Thursday, August 19, 2010
Posted by D. Daniel Sokol
Jorge Padilla (LECG) and Michal Gal (University of Haifa - Law) explain The Follower Phenomenon: Implications for the Design of Monopolization Rules in a Global Economy.
Abstract: Laws are oftentimes modeled, at least in part, on those of jurisdictions with established antitrust regimes, a trend we call “the follower phenomenon.” Follower behavior might involve a transplant of a legal rule, its interpretation, or both.

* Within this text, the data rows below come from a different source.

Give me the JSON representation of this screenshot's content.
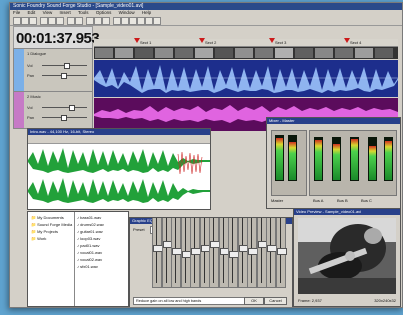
{
  "app": {
    "title": "Sonic Foundry Sound Forge Studio - [Sample_video01.avi]",
    "menu": [
      "File",
      "Edit",
      "View",
      "Insert",
      "Tools",
      "Options",
      "Window",
      "Help"
    ]
  },
  "transport": {
    "time": "00:01:37.953"
  },
  "tracks": [
    {
      "name": "1 Dialogue",
      "vol_label": "Vol",
      "pan_label": "Pan"
    },
    {
      "name": "2 Music",
      "vol_label": "Vol",
      "pan_label": "Pan"
    }
  ],
  "ruler": {
    "markers": [
      "Sect 1",
      "Sect 2",
      "Sect 3",
      "Sect 4"
    ]
  },
  "wave_window": {
    "title": "Intro.wav - 44,100 Hz, 16-bit, Stereo"
  },
  "mixer_window": {
    "title": "Mixer - Master",
    "labels": [
      "Master",
      "Bus A",
      "Bus B",
      "Bus C"
    ]
  },
  "explorer": {
    "items": [
      "My Documents",
      "Sound Forge Media",
      "My Projects",
      "Work"
    ],
    "files": [
      "bass01.wav",
      "drums02.wav",
      "guitar01.wav",
      "loop03.wav",
      "pad01.wav",
      "vocal01.wav",
      "vocal02.wav",
      "sfx01.wav"
    ]
  },
  "eq_window": {
    "title": "Graphic EQ",
    "preset_label": "Preset",
    "preset_value": "[Untitled]",
    "bands": [
      0.55,
      0.6,
      0.5,
      0.45,
      0.5,
      0.55,
      0.6,
      0.5,
      0.45,
      0.55,
      0.5,
      0.6,
      0.55,
      0.5
    ],
    "hint": "Reduce gain on all low and high bands",
    "ok": "OK",
    "cancel": "Cancel"
  },
  "preview_window": {
    "title": "Video Preview - Sample_video01.avi",
    "frame_label": "Frame: 2,937",
    "size_label": "320x240x32"
  },
  "colors": {
    "wave_blue": "#8fb4f0",
    "wave_purple": "#e064e0",
    "wave_green": "#22a13a",
    "titlebar": "#28408a"
  }
}
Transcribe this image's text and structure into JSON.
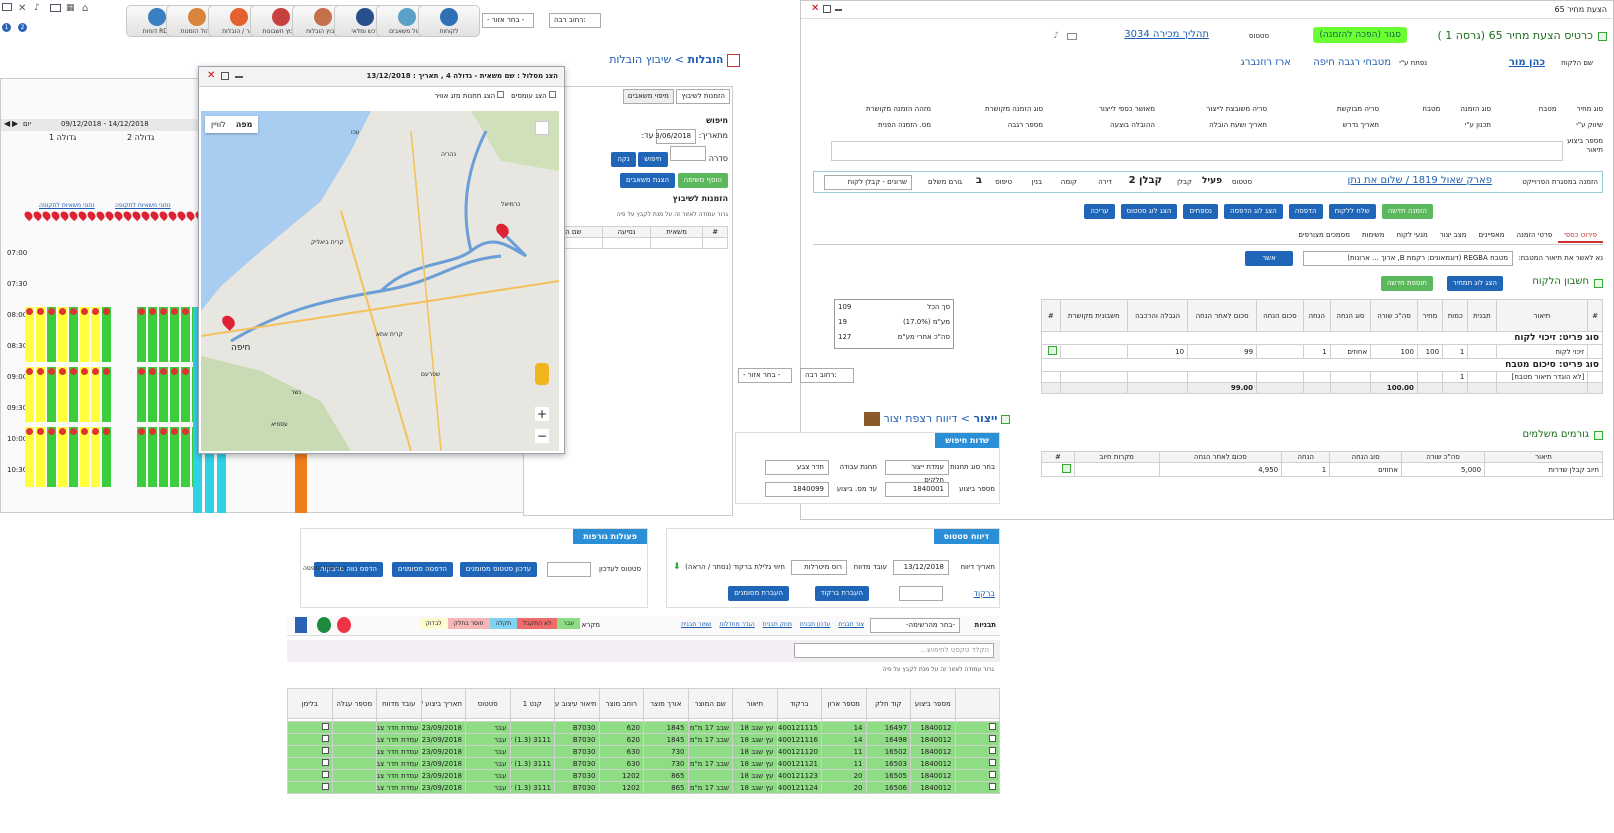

This article analyzes the main causes of the follower phenomenon in antitrust and its welfare effects, both on the following jurisdiction and on the followed one. It argues that the proliferation of one's antitrust prohibitions can sometimes act as a boomerang, negatively affecting the welfare of the followed jurisdiction as well as third jurisdictions. This boomerang effect can result from three main causes: (a) the limited ability of the followed jurisdiction's domestic firms to monopolize or cartelize foreign markets due to stricter antitrust policies of the following jurisdiction based on a correct following of the followed jurisdiction’s antitrust prohibitions; (b) the abandonment of neutral or procompetitive conduct by firms based in the followed jurisdiction (or trading in it) due, for example, to increased costs resulting from parallel and often similar regulation in several following jurisdictions; and (c) negative externalities resulting from increased error costs due, for example, to the misapplication of the followed jurisdiction's complex rules in following jurisdictions with limited institutional capabilities.
Based on the above findings, we then propose ways for the followed jurisdiction, as well as for other jurisdictions, to increase the positive externalities and limit the negative externalities resulting from the follower phenomenon. We suggest that under certain circumstances the followed jurisdiction could anticipate the follower phenomenon and modify its choice of optimal rule to account for the boomerang effect. Less extreme methods are also explored, such as aiding and directing less experienced jurisdictions in the correct application of their antitrust laws.